- Regional teams bring a following. Most of the MLP teams do not identify with a specific location, except for the Florida Smash and ATX Pickleballers. Having this geographic identifier, in my mind, is smart. It instantly ties in fans to not only players, but also teams. Plus, if MLP can grow and expand, it could have each team host an event in its area (like other major leagues). Root for a player or get behind your team from your “neighborhood”—it may just bring in more fans. Also, shout out to the Ranchers, including owner, Tim Klitch, who came in cowboy boots and a cowboy hat to help create a team persona and make it fun.
- PPA players second guessing? A few PPA contracted players were included in the MLP event. However, most of those players were known to have signed the less restrictive one-year agreement. Only one, Lauren Stratman, is thought to have signed the restrictive three-year exclusive with PPA, but she played the MLP anyway and likely took home more money on the weekend than she would do at a PPA event (and maybe even had more fun, despite having to face and lose to her boyfriend, Julian Arnold, in a singles Dreambreaker). Will more players follow suit and break the PPA contract? We will have to wait and see if new faces show up in Newport Beach. But, if the LIV v. PGA dilemma in the pro golf sphere is any indication, the pro players will likely follow the money (and MLP had the largest prize money for the winning team of any pro pickleball event to date).
- There is a bigger picture.

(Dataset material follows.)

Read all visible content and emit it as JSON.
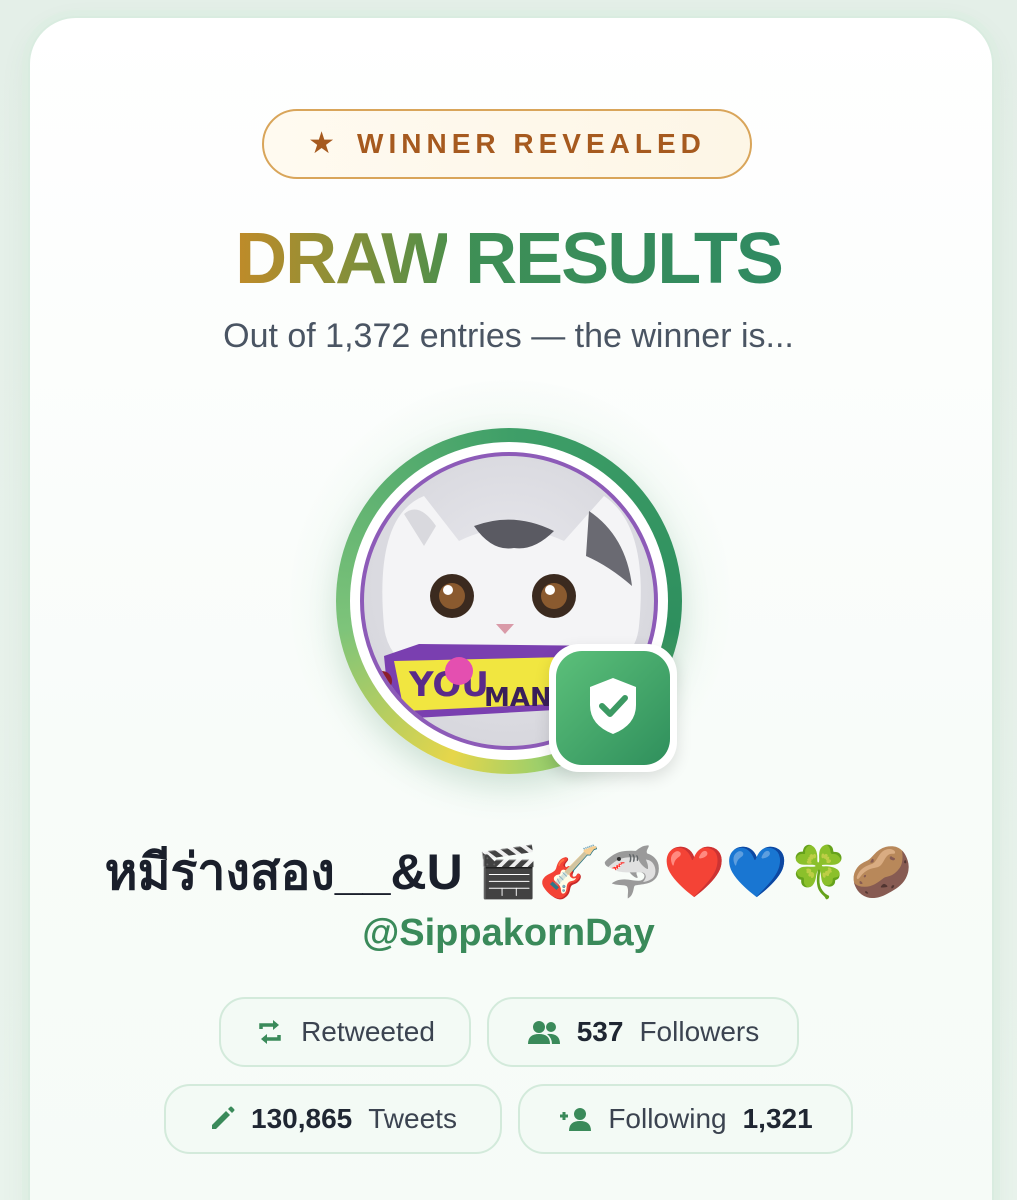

At the end of the event, Steve Kuhn notably said that his goal for pickleball is to have 40 million players by 2030 (which is in less than 10 years). MLP seems to be just the tipping point. There is a bigger picture to make pickleball a huge sport across the world for Steve Kuhn and his team. And, we are on board with that…